• **DIRECTIONS FOR THIS TASK**
Read the data, and whenever a line holds the word "home", report that line.
:::
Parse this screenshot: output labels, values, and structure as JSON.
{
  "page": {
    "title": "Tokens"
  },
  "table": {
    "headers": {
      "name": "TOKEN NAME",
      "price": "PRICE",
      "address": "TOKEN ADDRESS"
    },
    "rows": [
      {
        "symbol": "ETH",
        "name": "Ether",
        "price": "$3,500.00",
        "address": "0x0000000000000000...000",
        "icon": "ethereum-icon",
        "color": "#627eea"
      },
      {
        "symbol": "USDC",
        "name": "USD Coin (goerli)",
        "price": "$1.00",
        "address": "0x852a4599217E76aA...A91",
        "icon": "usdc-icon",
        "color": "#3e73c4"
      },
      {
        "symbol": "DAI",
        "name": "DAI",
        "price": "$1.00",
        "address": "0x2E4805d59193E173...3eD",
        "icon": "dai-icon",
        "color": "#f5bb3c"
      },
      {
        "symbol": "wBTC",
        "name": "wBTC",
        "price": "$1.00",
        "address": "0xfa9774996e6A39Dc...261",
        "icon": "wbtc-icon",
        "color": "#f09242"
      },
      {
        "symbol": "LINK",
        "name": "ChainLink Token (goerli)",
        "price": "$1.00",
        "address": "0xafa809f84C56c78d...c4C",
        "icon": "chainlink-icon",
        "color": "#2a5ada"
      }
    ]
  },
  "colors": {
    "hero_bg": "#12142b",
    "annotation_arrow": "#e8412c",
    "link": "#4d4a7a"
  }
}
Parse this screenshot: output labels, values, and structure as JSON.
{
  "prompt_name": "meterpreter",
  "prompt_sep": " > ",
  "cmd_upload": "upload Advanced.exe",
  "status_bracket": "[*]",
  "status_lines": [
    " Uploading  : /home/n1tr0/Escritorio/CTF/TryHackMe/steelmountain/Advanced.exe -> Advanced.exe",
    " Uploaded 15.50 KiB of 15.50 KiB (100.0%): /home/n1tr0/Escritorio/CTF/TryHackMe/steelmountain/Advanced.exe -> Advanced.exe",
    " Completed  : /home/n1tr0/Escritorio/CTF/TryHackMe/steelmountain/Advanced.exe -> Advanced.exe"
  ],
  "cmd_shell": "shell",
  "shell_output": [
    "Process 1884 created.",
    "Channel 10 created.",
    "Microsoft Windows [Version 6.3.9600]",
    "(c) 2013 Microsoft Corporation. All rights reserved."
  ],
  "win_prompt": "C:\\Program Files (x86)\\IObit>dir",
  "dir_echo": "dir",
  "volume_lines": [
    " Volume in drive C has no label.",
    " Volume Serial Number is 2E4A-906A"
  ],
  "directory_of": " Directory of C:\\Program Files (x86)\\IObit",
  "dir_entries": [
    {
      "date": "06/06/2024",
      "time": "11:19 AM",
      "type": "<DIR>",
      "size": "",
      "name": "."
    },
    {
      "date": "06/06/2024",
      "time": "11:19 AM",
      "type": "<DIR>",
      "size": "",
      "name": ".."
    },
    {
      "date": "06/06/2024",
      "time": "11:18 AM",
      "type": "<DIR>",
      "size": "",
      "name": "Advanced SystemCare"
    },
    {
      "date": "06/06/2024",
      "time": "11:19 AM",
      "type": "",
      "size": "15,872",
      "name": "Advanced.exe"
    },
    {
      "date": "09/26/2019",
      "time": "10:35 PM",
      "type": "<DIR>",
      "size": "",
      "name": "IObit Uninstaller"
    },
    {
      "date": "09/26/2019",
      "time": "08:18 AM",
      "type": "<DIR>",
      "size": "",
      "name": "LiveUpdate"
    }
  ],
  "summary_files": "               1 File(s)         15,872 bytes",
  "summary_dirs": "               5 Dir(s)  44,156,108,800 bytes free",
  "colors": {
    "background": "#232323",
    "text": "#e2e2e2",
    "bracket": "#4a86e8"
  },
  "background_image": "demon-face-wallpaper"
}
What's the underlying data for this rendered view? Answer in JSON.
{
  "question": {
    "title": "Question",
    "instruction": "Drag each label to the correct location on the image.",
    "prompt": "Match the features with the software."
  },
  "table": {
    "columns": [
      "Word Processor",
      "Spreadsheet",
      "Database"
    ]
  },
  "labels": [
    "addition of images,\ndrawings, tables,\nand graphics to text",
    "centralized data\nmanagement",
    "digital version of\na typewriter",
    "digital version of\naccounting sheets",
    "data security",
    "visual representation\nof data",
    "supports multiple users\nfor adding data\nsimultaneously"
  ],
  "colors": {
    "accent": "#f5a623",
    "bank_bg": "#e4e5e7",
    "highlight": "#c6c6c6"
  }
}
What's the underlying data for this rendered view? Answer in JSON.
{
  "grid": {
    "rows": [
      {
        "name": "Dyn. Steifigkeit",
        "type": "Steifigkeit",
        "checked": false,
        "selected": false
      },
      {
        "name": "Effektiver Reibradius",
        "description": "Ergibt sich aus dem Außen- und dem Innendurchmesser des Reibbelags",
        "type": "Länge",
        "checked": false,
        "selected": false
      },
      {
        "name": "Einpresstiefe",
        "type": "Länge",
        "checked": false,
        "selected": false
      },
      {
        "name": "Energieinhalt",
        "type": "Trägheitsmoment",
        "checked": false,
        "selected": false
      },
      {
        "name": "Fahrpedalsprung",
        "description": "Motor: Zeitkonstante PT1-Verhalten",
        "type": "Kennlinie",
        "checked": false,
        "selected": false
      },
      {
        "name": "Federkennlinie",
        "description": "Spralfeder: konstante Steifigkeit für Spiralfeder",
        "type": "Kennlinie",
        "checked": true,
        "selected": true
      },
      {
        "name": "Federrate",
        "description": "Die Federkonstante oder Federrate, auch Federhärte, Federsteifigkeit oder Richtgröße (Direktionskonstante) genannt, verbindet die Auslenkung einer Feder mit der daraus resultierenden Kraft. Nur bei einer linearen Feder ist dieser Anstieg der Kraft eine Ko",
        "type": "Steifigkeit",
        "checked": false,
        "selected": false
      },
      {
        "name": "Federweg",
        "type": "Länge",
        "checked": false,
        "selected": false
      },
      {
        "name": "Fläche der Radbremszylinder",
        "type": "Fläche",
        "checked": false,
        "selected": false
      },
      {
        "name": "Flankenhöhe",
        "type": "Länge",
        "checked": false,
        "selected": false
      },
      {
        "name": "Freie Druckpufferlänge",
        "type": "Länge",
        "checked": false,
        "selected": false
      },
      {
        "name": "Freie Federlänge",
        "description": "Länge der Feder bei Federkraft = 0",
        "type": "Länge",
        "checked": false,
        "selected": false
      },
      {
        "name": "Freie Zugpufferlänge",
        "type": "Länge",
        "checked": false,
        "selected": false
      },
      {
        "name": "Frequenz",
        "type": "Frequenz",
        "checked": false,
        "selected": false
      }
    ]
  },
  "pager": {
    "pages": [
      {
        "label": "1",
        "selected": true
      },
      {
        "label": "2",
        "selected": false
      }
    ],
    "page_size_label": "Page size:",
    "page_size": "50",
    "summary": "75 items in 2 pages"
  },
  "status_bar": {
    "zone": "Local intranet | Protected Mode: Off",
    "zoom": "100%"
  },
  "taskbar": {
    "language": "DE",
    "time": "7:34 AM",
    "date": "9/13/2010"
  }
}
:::
• **ANSWER TO THIS PROBLEM**
    " Uploading  : /home/n1tr0/Escritorio/CTF/TryHackMe/steelmountain/Advanced.exe -> Advanced.exe",
    " Uploaded 15.50 KiB of 15.50 KiB (100.0%): /home/n1tr0/Escritorio/CTF/TryHackMe/steelmountain/Advanced.exe -> Advanced.exe",
    " Completed  : /home/n1tr0/Escritorio/CTF/TryHackMe/steelmountain/Advanced.exe -> Advanced.exe"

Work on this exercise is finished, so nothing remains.